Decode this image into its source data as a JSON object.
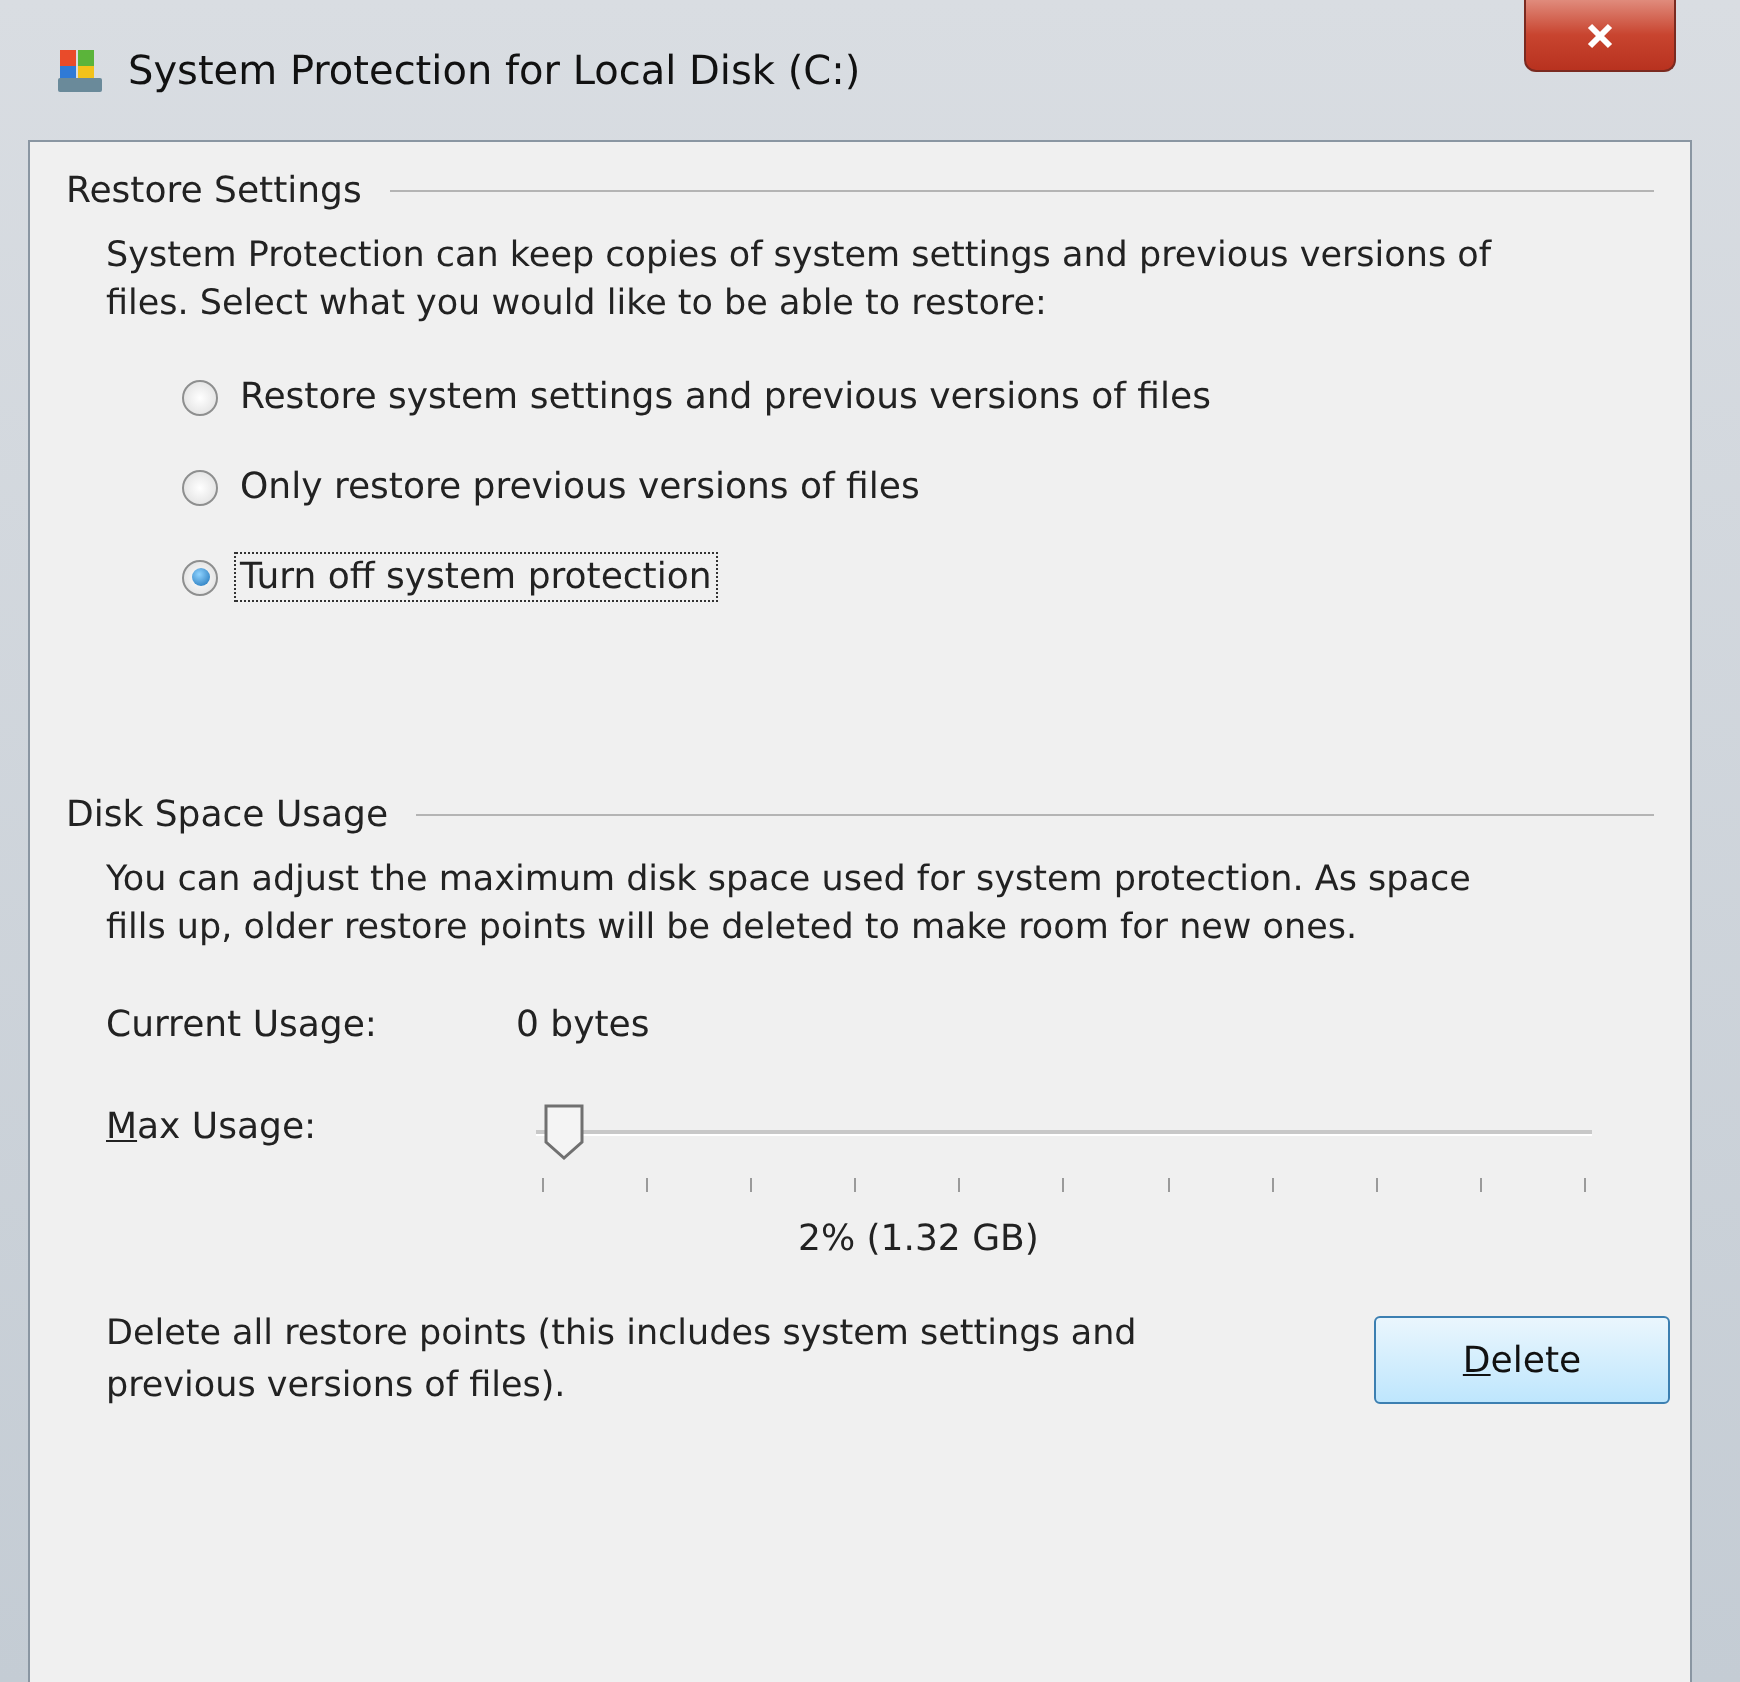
{
  "window": {
    "title": "System Protection for Local Disk (C:)"
  },
  "restore_settings": {
    "heading": "Restore Settings",
    "description": "System Protection can keep copies of system settings and previous versions of files. Select what you would like to be able to restore:",
    "options": [
      {
        "label": "Restore system settings and previous versions of files",
        "selected": false,
        "focused": false
      },
      {
        "label": "Only restore previous versions of files",
        "selected": false,
        "focused": false
      },
      {
        "label": "Turn off system protection",
        "selected": true,
        "focused": true
      }
    ]
  },
  "disk_space_usage": {
    "heading": "Disk Space Usage",
    "description": "You can adjust the maximum disk space used for system protection. As space fills up, older restore points will be deleted to make room for new ones.",
    "current_usage_label": "Current Usage:",
    "current_usage_value": "0 bytes",
    "max_usage": {
      "label": "Max Usage:",
      "level": 0.02,
      "reading": "2% (1.32 GB)"
    },
    "delete_text": "Delete all restore points (this includes system settings and previous versions of files).",
    "delete_button": "Delete"
  }
}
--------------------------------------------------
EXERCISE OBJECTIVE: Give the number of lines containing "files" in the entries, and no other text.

TASK ANSWER: 4